CLALS depends on generous support from American University, individual donors, private foundations, and other agencies. The following are agencies that currently fund or have funded Center activities:
American Friends Service Committee
With support from the American Friends Service Committee, CLALS staff prepared a
report on the challenges of reconstruction in Haiti.
The Arca Foundation provided support for CLALS Research Fellow
Héctor Silva's research on the 1989 Jesuit Massacre and the case's enduring influence on the fortunes of El Salvador's justice system following the 1992 Peace Accords.
Borders, Trade, and Immigration Institute at the University of Houston
The Borders, Trade, and Immigration (BTI) Institute at the University of Houston (UH) has granted the Center funds to launch a project to assess the impact of Central American child and family migration on localities across the United States.
Christopher Reynolds Foundation
The Christopher Reynolds Foundation has provided ongoing support for the Center's
Cuba Initiative, which focuses on U.S.-Cuba bilateral relations, economic reform, social welfare, and issues in health, agriculture, and the environment.
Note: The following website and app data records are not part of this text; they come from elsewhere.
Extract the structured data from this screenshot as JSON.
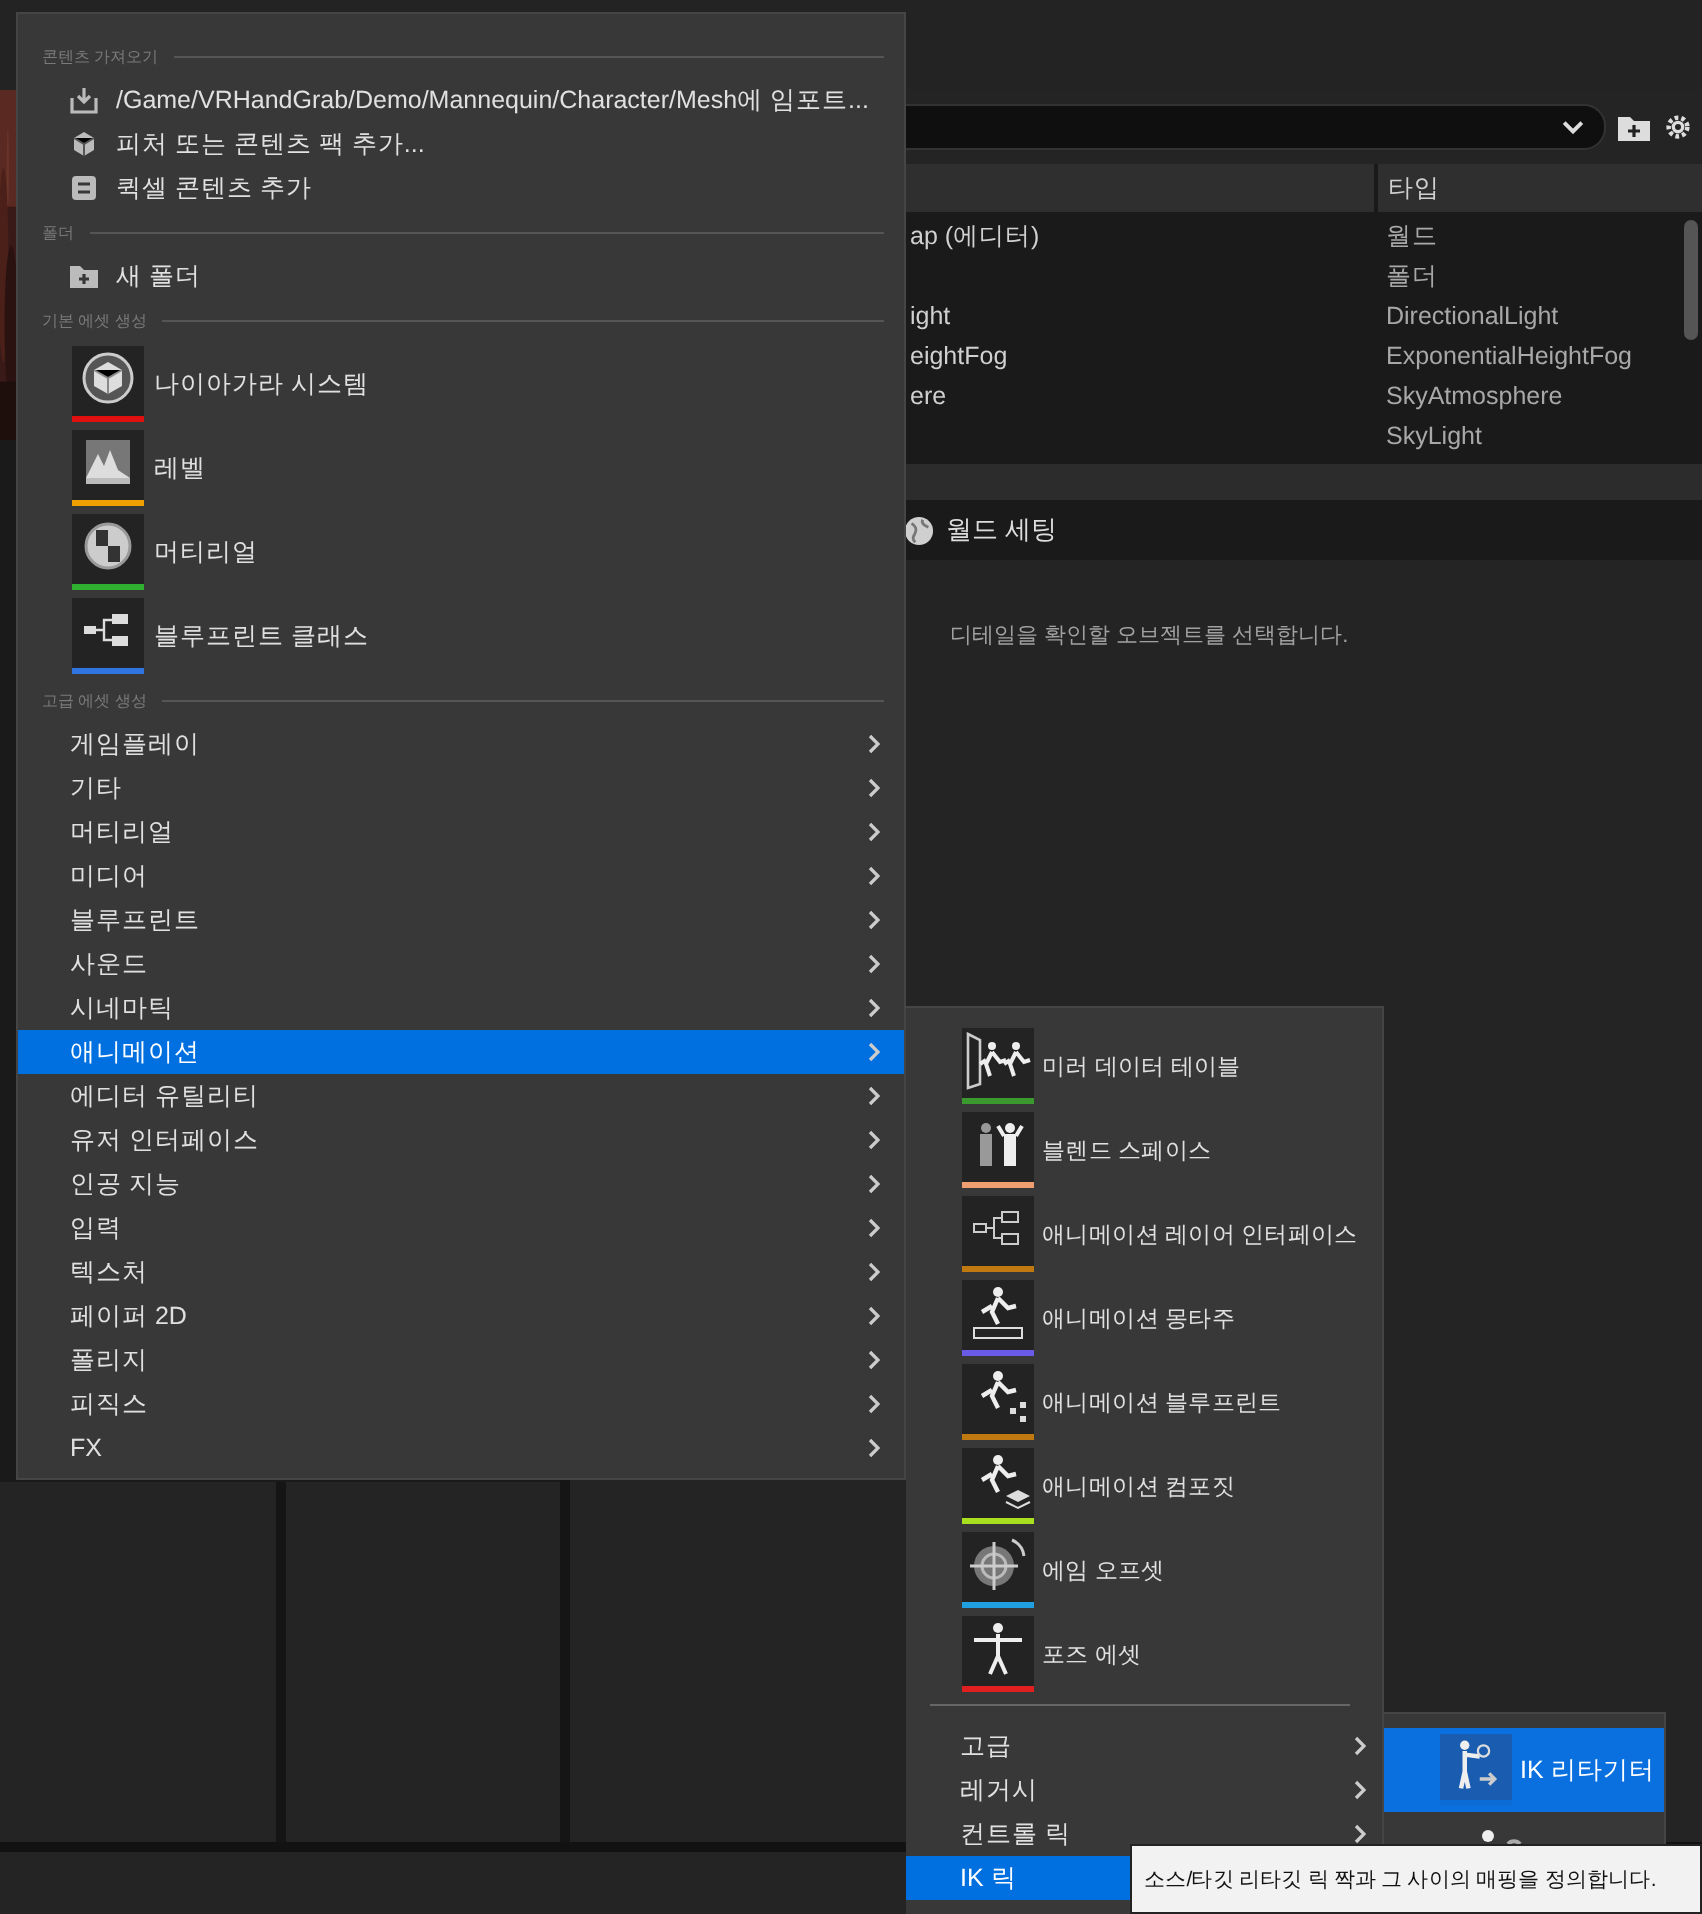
{
  "outliner": {
    "type_header": "타입",
    "rows": [
      {
        "name": "ap (에디터)",
        "type": "월드"
      },
      {
        "type": "폴더"
      },
      {
        "name": "ight",
        "type": "DirectionalLight"
      },
      {
        "name": "eightFog",
        "type": "ExponentialHeightFog"
      },
      {
        "name": "ere",
        "type": "SkyAtmosphere"
      },
      {
        "type": "SkyLight"
      }
    ]
  },
  "details": {
    "tab": "월드 세팅",
    "message": "디테일을 확인할 오브젝트를 선택합니다."
  },
  "menu": {
    "sections": [
      {
        "heading": "콘텐츠 가져오기",
        "items": [
          {
            "kind": "action",
            "label": "/Game/VRHandGrab/Demo/Mannequin/Character/Mesh에 임포트..."
          },
          {
            "kind": "action",
            "label": "피처 또는 콘텐츠 팩 추가..."
          },
          {
            "kind": "action",
            "label": "퀵셀 콘텐츠 추가"
          }
        ]
      },
      {
        "heading": "폴더",
        "items": [
          {
            "kind": "action",
            "label": "새 폴더"
          }
        ]
      },
      {
        "heading": "기본 에셋 생성",
        "items": [
          {
            "kind": "asset",
            "label": "나이아가라 시스템",
            "color": "#e01010"
          },
          {
            "kind": "asset",
            "label": "레벨",
            "color": "#f0a000"
          },
          {
            "kind": "asset",
            "label": "머티리얼",
            "color": "#30b030"
          },
          {
            "kind": "asset",
            "label": "블루프린트 클래스",
            "color": "#2f74e0"
          }
        ]
      },
      {
        "heading": "고급 에셋 생성",
        "items": [
          {
            "kind": "category",
            "label": "게임플레이",
            "selected": false
          },
          {
            "kind": "category",
            "label": "기타",
            "selected": false
          },
          {
            "kind": "category",
            "label": "머티리얼",
            "selected": false
          },
          {
            "kind": "category",
            "label": "미디어",
            "selected": false
          },
          {
            "kind": "category",
            "label": "블루프린트",
            "selected": false
          },
          {
            "kind": "category",
            "label": "사운드",
            "selected": false
          },
          {
            "kind": "category",
            "label": "시네마틱",
            "selected": false
          },
          {
            "kind": "category",
            "label": "애니메이션",
            "selected": true
          },
          {
            "kind": "category",
            "label": "에디터 유틸리티",
            "selected": false
          },
          {
            "kind": "category",
            "label": "유저 인터페이스",
            "selected": false
          },
          {
            "kind": "category",
            "label": "인공 지능",
            "selected": false
          },
          {
            "kind": "category",
            "label": "입력",
            "selected": false
          },
          {
            "kind": "category",
            "label": "텍스처",
            "selected": false
          },
          {
            "kind": "category",
            "label": "페이퍼 2D",
            "selected": false
          },
          {
            "kind": "category",
            "label": "폴리지",
            "selected": false
          },
          {
            "kind": "category",
            "label": "피직스",
            "selected": false
          },
          {
            "kind": "category",
            "label": "FX",
            "selected": false
          }
        ]
      }
    ]
  },
  "submenu": {
    "assets": [
      {
        "label": "미러 데이터 테이블",
        "color": "#3a9a30"
      },
      {
        "label": "블렌드 스페이스",
        "color": "#f0a070"
      },
      {
        "label": "애니메이션 레이어 인터페이스",
        "color": "#c07810"
      },
      {
        "label": "애니메이션 몽타주",
        "color": "#6a5ae8"
      },
      {
        "label": "애니메이션 블루프린트",
        "color": "#c07810"
      },
      {
        "label": "애니메이션 컴포짓",
        "color": "#a8e020"
      },
      {
        "label": "에임 오프셋",
        "color": "#20a0e0"
      },
      {
        "label": "포즈 에셋",
        "color": "#e02020"
      }
    ],
    "groups": [
      {
        "label": "고급",
        "selected": false
      },
      {
        "label": "레거시",
        "selected": false
      },
      {
        "label": "컨트롤 릭",
        "selected": false
      },
      {
        "label": "IK 릭",
        "selected": true
      }
    ]
  },
  "subsubmenu": {
    "items": [
      {
        "label": "IK 리타기터",
        "selected": true,
        "color": "#0a6cd4"
      }
    ]
  },
  "tooltip": "소스/타깃 리타깃 릭 짝과 그 사이의 매핑을 정의합니다."
}
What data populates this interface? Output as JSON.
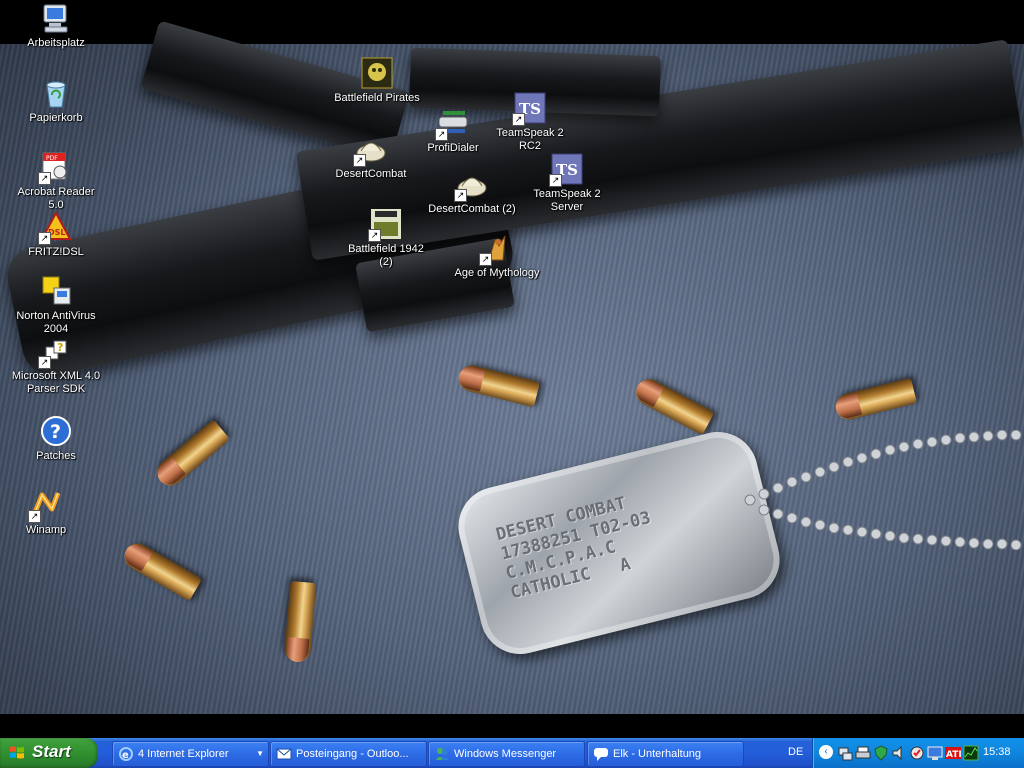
{
  "desktop": {
    "dogtag_text": "DESERT COMBAT\n17388251 T02-03\nC.M.C.P.A.C\nCATHOLIC   A",
    "icons": {
      "arbeitsplatz": "Arbeitsplatz",
      "papierkorb": "Papierkorb",
      "acrobat": "Acrobat Reader 5.0",
      "fritz": "FRITZ!DSL",
      "norton": "Norton AntiVirus 2004",
      "msxml": "Microsoft XML 4.0 Parser SDK",
      "patches": "Patches",
      "winamp": "Winamp",
      "bf_pirates": "Battlefield Pirates",
      "profidialer": "ProfiDialer",
      "ts_rc2": "TeamSpeak 2 RC2",
      "desertcombat": "DesertCombat",
      "ts_server": "TeamSpeak 2 Server",
      "desertcombat2": "DesertCombat (2)",
      "bf1942_2": "Battlefield 1942 (2)",
      "aom": "Age of Mythology"
    }
  },
  "taskbar": {
    "start_label": "Start",
    "tasks": [
      {
        "label": "4 Internet Explorer",
        "icon": "internet-explorer-icon"
      },
      {
        "label": "Posteingang - Outloo...",
        "icon": "outlook-icon"
      },
      {
        "label": "Windows Messenger",
        "icon": "messenger-icon"
      },
      {
        "label": "Elk - Unterhaltung",
        "icon": "chat-icon"
      }
    ],
    "language": "DE",
    "clock": "15:38"
  },
  "colors": {
    "taskbar": "#245edb",
    "start": "#3b9c38",
    "tray": "#0f86de"
  }
}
The Foundation has also generously provided funds to the Center's Central American Refugee Advocacy Project (CARPA), which draws on findings from the
Central American Migration Research Initiative.
Department of State
Through CLALS' in-house investigative wing,
InSight Crime, the Department of State funded an in-depth study of emerging criminal organizations in Colombia, known by their acronym, BACRIMs.
CLALS was awarded a series of grants by the Ford Foundation to fund an ambitious program of research and dissemination devoted to
assessing the role of Central American elites. The Foundation has also awarded funds to CLALS to supply
pro bono lawyers and other advocates with the accurate, up-to-date evidence needed to effectively represent unaccompanied minors from Central America as they navigate the U.S. immigration system. Previous support from Ford includes a project on
participatory democracy in Latin America, which was carried out through a grant to the University of British Columbia's Andean Democracy Research Network.
The National Institute of Justice has awarded CLALS a $670,000 grant to carry out research aimed at assessing the transnational criminal capacity of the MS-13 gang in the U.S. and El Salvador.
National Science Foundation
CLALS has been awarded a National Science Foundation grant to convene a Fall 2016
workshop to discuss how social science research can inform judicial decision-making on asylum cases involving Central American children and families.
Open Society Foundations
The Open Society Foundations have provided support for
the AULA blog, and
research conducted by CLALS Research Fellows on corruption and the police in El Salvador. OSF also granted the Center $100,000 to undertake a one-year pilot project on monitoring the MACCIH (Misión de Apoyo Contra la Corrupción y la Impunidad en Honduras) and other anti-impunity efforts in Honduras.
CLALS has entered into a cooperation agreement with Transparency International (TI) to produce, disseminate, and promote two policy briefs on security in the Northern Triangle. These policy briefs, drawing on CLALS-sponsored research carried out in recent years, will be co-branded by the Center, TI, and
InSight Crime, and will offer recommendations on reducing levels of violence, enhancing citizen security, and strengthening accountability and the rule of law.